Amid all the doom and gloom surrounding the US new build market, which points to 50 per cent reduction in unitary output, it is actually encouraging to bear witness to a period of prolonged stability.
Since the bottom supposedly fell out of the market in 2017, where units fell 40 per cent, year-on-year, the market has stabilised to a remarkable degree. The nine units delivered nationwide that year, was followed by eight in 2018, with eight forecast for this year at the time of writing, and eight in build with a 2020 delivery date.
More encouragingly still is the incremental return to a heterogenous market dynamic. Yes, Westport is an absolute bastion of production yacht building, whose output is somewhat remarkable. But of this year’s deliveries and launches, and 2020’s due projects, a further four builders are represented – Christensen, Delta, Hatteras and Ocean Alexander – a positive move away from the ‘one builder state’ scenario that had developed. And these yards are building yachts that are growing incrementally in size, and moving closer to the national average high of 2016 (42.3m).
But while the new build market is showing some form of stability, the resale market in the US has taken something of a hit.
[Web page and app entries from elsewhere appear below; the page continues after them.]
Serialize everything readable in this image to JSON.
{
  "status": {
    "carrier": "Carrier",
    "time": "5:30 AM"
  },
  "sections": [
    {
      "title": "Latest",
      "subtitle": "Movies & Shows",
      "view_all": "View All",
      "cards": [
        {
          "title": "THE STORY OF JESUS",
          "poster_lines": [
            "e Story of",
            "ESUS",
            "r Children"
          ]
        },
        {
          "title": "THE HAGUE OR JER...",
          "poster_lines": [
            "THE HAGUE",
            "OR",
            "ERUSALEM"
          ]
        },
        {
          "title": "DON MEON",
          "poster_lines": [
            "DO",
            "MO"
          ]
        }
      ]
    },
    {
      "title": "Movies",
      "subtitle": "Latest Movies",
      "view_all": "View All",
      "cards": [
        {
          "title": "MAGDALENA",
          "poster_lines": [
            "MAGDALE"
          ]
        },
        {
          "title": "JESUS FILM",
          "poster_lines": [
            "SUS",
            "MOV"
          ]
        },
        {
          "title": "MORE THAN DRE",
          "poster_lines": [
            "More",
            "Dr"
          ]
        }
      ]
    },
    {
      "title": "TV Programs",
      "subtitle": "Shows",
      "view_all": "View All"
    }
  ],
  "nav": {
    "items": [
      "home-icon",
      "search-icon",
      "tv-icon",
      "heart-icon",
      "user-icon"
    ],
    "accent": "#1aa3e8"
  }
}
Unlike its European counterpart, the US has been a victim of a glut of inventory at the bottom of the market over the last 24 months, seeing the number of units sold nationwide drop by 30.9 per cent since 2017 (at the time of writing).
Yes, values have rebounded this year, but the disparity against the market average has actually widened. The gap in 2017 was 1.4x; in 2019 it is 1.7x. In fact this is out of the hands of US-based brokers, as their bottlenecking of inventory has been met with a converse dearth of quality inventory in Europe, driving average values up, and bringing with it greater seller demand.
And besides, the American brokers are powerless if their domestic clients are reaping the benefits of FX buying power, and taking their money to cheaper shores.
News from superyachtnews.com